  2. Moreover, we all know that the well heeled ACLU has a litigation strategy of outspending their adversaries. And, with the help of the legal system well trained in secularism, on top of the genuinely and admittedly secular 1st amendment, they have the strategic high ground. Maybe Christians should begin like the Amish to withdraw their services from the state and the public and become themselves a "people who shall dwell alone" and foster their own kind and let the other individuals and money interests fight it out endlessly in court. I mean, if "the people" don't see how little the state serves their interests, putting Mammon first at nearly every turn, then maybe it is time they wake up and smell the coffee. Maybe all the displays of religiosity by American poohbahs on down the decades have been a mask of piety that concealed their own materialistic inclinations. I know a lot of patriotic Christians don't like that notion but I entertain it more and more all the time.

  3. If I were a judge (and I am not just a humble citizen) I would be inclined to make a finding that there was no real controversy and dismiss them. Do we allow a lawsuit every time someone's feelings are hurt now? It's preposterous. The 1st amendment has become a sword in the hands of those who actually want to suppress religious liberty according to their own backers' conception of how it will serve their own private interests. The state has a duty of impartiality to all citizens to spend its judicial resources wisely and flush these idiotic suits over Nativity Scenes down the toilet where they belong... however as Christians we should welcome them as they are the very sort of persecution that separates the sheep from the wolves.

  4. What about the single mothers trying to protect their children from mentally abusive grandparents who hide who they truly are behind mounds and years of medication and have mentally abused their own children to the point of one being in jail and the other was on drugs.
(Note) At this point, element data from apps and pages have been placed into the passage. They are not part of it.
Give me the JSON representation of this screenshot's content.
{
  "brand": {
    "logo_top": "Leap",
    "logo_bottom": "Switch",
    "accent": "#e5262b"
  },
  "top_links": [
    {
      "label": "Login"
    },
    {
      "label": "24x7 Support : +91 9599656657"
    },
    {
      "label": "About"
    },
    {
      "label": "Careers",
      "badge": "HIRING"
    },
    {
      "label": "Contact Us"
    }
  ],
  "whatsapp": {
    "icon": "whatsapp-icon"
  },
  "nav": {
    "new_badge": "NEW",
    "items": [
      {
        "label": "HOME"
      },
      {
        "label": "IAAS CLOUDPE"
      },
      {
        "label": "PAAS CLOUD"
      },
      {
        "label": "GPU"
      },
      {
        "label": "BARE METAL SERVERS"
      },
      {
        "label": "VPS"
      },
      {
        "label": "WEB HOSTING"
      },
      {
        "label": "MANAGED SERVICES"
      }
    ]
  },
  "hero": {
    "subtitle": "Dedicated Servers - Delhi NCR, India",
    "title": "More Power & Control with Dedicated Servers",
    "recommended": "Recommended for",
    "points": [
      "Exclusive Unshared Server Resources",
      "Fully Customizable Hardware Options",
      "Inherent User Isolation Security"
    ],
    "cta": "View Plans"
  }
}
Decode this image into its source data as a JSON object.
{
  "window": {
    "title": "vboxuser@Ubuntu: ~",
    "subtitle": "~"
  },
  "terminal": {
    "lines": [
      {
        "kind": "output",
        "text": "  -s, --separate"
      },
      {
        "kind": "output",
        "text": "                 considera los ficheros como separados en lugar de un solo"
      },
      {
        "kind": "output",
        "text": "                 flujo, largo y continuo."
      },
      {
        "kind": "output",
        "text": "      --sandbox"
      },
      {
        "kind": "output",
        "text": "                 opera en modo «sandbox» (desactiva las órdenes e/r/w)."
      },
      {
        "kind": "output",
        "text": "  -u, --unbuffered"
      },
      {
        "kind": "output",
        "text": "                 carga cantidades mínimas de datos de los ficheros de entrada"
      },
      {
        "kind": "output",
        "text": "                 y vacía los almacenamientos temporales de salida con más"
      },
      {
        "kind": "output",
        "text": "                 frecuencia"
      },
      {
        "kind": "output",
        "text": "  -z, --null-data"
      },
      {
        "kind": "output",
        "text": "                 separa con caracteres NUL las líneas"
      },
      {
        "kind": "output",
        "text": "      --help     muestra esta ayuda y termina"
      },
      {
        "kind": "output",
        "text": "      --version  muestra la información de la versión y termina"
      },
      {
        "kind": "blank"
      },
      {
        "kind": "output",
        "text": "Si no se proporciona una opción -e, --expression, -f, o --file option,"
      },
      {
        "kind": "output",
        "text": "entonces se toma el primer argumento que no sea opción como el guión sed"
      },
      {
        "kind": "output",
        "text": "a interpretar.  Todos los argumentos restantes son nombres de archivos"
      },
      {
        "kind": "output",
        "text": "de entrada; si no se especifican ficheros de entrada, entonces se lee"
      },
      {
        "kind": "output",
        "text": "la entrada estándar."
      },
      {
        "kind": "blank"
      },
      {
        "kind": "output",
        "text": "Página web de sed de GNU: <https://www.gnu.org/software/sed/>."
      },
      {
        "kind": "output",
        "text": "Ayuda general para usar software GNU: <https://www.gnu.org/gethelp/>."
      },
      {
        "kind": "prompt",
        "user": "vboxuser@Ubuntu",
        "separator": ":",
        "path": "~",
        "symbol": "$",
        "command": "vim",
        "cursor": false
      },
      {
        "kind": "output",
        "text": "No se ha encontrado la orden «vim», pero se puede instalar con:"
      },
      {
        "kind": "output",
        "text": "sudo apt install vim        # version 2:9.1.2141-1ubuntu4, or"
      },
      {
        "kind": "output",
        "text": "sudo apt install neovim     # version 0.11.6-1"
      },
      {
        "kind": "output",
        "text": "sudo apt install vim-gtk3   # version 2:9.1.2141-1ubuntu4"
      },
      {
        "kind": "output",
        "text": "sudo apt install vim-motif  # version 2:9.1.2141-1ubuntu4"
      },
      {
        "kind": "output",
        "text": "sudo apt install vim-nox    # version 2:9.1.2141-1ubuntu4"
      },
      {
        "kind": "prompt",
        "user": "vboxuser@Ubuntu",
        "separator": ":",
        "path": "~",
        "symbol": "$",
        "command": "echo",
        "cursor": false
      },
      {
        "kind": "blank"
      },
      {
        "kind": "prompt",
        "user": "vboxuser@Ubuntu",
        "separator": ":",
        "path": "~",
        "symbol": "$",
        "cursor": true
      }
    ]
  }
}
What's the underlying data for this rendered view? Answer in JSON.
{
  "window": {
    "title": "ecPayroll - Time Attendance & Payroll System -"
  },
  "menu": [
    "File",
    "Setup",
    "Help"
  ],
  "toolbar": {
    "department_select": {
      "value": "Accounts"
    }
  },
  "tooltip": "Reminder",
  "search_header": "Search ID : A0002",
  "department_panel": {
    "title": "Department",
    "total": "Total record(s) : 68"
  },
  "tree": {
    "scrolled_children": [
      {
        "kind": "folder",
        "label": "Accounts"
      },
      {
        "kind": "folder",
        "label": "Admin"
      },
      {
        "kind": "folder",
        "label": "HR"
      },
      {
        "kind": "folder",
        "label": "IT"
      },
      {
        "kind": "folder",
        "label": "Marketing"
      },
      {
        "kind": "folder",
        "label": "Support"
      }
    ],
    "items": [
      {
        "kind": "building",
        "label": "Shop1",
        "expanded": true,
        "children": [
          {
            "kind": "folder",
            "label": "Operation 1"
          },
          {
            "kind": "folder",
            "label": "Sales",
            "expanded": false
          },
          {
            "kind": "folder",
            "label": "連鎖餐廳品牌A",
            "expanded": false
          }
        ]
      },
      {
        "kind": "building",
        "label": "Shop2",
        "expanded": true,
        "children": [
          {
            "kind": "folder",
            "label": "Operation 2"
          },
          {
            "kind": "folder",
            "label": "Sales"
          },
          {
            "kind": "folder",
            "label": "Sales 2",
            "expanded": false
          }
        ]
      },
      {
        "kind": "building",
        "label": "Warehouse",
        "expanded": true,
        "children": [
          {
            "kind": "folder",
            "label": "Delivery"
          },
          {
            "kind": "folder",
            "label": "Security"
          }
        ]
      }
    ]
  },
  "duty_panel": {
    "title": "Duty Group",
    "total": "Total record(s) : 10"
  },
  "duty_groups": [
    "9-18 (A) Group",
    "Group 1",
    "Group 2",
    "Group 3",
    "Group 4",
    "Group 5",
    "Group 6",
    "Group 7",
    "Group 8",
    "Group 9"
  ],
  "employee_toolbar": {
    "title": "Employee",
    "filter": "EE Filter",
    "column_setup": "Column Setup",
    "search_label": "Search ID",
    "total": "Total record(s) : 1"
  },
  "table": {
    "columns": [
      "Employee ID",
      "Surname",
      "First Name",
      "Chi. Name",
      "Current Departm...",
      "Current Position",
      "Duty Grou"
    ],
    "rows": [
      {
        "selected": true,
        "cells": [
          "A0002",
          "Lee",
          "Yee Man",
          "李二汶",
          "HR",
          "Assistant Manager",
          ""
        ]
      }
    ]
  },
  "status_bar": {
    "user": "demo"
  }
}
What about trying to keep those children from being subjected to the same abuse they were as a child? I can understand in the instance about the parent losing their right and the grandparent having raised the child previously! But not all circumstances grant this being OKAY! some of us parents are trying to protect our children and yes it is our God given right to make those decisions for our children as adults!! This is not just black and white and I will fight every ounce of this to get denied

  5. Mr Smith the theory of Christian persecution in Indiana has been run by the Indiana Supreme Court and soundly rejected there is no such thing according to those who rule over us. it is a thought crime to think otherwise.